BM " At various times, Diane Thodos, Paula Campbell, Sheryl Orlove, Sally Cahill, Marge Roche, Judy Hladek, Paula Buchwald, Karen Perl, Elizabeth Ockwell, Thor Faegre, Susan Flemens, Curtis Bartone, Michael Ferris, Darch Clampitt, and John Rush among many, many others. This image is one of Elizabeth Ockwell."
JRM "This is a print?"
BM "No this is actually a watercolor."
JRM "Oh my goodness."
BM "Yes, I admire her work very much."
JRM "She did this in France?"
BM "Yes, in Versailles, she plans many of her images during travels to various places in Europe."
JRM "How long have you been in Chicago?"
BM "I arrived en 1982."
JRM "When did you discover printmaking?"
BM "In the early seventies. It sounds immodest, but it was really Rembrandt who incited me to learn the fine craft of intaglio printmaking."
BM "Have you seen the work of Michael Ferris, another student in our class? He is a very fine painter coming from a pre-eminent Chicago artists' family, Eleanor and Michael Ferris, Sr. This is Michael, Jr. on this postcard-invite. He recently had a show at the Chicago Cultural Center and, with his family, also one at the Evanston Art Center. Both were beautiful shows. Diane Thodos wrote a very insightful article in CAC's Artist News about the Art Center show."
JRM "Very interesting! Yes, that is a really strong image."
JRM "Where do you show your work?"
BM "Besides (The Athenaeum) I had recent shows at the Elmhurst Art Museum (2001), the Wilmette Public Library (2001), Libreria San Pantalon (a great children bookstore, near the Frari Church) in Venice, Italy (Winter 2002/03), Hyundai Arts Centre Gallery, Ulsan, South Korea (2003), Gallery Mornea in Evanston and at Uncommon Ground in Chicago (both 2003). The last few years I showed work at the Callahan/Walté Studio as part of the Around the Coyote Art Festivals, also in 2003. Upcoming shows are at Studio Arborhenum, Rhenen, The Netherlands (opens October 18, 2003), and the Illinois Institute of Arts, 350 N. Orleans, #136 (opens March 4, 2004). The American Print Alliance has an exhibition that is traveling around the country, and several prints are included in "Reimaging the Multiple", an important show that has been traveling for a few years now and that reopened in Dumfries, Scotland, last Summer (2002) and now at various locations in Spain.
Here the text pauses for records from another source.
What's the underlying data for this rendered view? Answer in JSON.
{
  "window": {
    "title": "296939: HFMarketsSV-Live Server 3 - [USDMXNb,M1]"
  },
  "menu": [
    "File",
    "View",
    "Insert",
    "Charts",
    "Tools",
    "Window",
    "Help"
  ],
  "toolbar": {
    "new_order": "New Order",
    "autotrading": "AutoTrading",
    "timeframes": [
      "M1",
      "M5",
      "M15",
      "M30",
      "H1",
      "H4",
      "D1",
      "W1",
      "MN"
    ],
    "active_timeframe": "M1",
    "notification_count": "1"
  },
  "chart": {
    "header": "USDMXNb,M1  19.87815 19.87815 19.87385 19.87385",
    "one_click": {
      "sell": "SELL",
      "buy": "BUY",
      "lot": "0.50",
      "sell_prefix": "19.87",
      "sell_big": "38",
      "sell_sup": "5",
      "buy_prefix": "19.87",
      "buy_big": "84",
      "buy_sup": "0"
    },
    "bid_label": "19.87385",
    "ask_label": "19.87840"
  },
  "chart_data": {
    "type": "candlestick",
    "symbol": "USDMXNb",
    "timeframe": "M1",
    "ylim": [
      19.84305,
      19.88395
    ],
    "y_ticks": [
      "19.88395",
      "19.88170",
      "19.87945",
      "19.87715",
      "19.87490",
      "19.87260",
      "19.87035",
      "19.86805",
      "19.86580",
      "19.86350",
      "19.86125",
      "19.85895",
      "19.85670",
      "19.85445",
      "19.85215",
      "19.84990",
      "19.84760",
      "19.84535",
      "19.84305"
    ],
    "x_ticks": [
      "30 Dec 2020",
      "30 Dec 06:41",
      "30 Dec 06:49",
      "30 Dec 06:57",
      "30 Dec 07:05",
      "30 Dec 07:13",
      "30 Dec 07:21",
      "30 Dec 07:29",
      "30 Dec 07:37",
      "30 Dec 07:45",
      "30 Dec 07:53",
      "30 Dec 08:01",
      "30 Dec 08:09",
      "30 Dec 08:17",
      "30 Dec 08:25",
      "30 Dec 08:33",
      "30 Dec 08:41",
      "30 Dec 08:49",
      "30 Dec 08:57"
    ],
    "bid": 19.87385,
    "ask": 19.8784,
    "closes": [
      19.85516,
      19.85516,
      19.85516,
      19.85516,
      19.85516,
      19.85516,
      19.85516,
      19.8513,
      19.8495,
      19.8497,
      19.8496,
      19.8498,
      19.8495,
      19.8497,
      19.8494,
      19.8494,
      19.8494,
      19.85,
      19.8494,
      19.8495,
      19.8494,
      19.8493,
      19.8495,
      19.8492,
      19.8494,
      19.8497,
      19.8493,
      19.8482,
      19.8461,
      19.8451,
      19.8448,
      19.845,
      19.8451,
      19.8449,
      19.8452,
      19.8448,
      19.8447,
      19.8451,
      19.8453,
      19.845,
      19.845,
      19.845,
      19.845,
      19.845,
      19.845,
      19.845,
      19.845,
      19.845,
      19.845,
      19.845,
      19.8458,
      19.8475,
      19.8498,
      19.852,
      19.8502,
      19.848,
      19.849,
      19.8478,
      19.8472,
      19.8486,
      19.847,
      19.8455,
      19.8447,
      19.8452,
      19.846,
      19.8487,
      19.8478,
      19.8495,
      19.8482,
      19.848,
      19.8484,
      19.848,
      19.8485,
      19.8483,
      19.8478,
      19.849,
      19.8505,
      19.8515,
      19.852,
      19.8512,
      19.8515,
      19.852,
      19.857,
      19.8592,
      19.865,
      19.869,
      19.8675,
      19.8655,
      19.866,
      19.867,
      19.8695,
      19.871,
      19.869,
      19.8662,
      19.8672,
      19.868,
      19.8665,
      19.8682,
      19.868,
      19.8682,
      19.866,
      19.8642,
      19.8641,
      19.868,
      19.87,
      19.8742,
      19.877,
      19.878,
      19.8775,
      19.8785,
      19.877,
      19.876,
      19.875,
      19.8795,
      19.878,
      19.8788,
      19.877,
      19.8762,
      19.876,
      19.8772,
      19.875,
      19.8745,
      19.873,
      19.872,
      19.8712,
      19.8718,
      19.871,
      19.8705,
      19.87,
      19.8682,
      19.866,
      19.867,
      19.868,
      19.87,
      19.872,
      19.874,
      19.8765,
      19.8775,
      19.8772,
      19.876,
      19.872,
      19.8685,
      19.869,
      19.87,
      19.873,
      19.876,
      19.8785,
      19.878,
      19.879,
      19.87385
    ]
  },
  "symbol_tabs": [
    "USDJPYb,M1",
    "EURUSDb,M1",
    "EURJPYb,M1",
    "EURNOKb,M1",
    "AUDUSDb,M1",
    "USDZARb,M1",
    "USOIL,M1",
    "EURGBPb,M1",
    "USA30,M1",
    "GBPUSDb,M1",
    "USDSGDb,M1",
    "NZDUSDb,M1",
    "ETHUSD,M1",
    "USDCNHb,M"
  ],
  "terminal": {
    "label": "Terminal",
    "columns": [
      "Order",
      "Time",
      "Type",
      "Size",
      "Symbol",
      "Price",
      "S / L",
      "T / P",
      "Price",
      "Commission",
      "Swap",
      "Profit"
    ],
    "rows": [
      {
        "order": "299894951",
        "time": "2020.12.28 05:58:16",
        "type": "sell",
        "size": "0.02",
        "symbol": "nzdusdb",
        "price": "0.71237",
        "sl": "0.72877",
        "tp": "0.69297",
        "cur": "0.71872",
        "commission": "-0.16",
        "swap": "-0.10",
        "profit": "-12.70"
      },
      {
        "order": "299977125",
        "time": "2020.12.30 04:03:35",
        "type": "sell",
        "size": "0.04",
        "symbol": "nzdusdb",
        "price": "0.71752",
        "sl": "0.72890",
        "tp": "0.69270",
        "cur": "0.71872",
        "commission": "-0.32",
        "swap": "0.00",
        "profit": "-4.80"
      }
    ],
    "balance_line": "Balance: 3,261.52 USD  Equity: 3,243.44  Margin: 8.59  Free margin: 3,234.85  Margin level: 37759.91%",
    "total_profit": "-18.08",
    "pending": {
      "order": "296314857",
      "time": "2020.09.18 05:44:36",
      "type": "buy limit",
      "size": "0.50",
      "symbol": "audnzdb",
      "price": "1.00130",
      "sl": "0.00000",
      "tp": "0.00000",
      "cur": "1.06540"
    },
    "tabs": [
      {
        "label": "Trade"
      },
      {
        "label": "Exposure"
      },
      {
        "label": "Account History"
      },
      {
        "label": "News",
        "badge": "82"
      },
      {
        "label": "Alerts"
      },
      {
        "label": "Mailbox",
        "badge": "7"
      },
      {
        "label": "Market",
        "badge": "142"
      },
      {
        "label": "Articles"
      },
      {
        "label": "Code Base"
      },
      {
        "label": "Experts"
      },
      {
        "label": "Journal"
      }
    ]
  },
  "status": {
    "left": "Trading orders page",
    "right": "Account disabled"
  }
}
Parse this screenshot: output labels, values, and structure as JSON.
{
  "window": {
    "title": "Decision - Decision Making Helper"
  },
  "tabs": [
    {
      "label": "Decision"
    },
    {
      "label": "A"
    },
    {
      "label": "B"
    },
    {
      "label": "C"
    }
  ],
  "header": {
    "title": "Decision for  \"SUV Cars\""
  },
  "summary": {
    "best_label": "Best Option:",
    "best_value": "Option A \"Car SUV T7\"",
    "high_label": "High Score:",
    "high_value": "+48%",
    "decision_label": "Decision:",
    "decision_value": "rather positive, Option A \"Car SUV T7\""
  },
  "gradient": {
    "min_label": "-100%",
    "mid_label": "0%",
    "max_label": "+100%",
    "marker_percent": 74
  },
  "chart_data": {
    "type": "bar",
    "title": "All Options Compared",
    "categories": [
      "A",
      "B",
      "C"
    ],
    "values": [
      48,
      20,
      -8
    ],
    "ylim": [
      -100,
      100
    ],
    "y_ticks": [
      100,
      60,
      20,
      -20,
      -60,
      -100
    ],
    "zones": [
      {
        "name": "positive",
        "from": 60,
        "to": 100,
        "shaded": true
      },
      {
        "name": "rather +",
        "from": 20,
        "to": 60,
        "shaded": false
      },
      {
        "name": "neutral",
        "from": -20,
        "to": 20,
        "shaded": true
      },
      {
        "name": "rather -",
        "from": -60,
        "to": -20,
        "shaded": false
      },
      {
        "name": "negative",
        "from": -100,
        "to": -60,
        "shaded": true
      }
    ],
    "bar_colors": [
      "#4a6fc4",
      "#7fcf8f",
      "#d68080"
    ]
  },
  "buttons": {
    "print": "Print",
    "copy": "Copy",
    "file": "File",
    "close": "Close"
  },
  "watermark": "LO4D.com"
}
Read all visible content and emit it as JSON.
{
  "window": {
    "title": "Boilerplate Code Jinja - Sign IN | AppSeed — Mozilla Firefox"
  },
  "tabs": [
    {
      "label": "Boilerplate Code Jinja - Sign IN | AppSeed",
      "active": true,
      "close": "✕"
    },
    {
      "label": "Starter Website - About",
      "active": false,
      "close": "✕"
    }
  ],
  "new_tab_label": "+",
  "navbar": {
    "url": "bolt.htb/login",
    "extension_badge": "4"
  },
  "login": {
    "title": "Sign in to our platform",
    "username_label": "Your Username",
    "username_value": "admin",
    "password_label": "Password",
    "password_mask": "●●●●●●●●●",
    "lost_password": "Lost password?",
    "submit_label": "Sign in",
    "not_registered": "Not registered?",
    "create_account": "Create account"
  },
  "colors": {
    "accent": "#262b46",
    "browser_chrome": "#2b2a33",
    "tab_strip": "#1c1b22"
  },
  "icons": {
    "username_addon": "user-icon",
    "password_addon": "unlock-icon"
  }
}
BM "I have several works in Michael Greany's collection. He is a local dealer, who has a splendid collection. I swapped him some of my works for pieces that I liked by miscellaneous artists from his collection. Sometimes I am very attached to my pieces and I don't like to let them go. I let one such drawing go to Michael."
Conception(pen and ink drawing,
24 x 18 in., 2000) Bert Menco
JRM "Did you? How interesting."
BM "I felt really awful and missed it for a while, kind of a mini split-up. It slowly subsided, and now I feel very O.K. about this."
JRM "At least you have the peace of mind that the drawing is in very good hands."
BM "Yes, like any other artist and I can't take my works into the grave. It is good to have as many of them "out there" before I am "out there." I really appreciated the opportunity you gave me through this interview, Julie, thanks!"
--The End --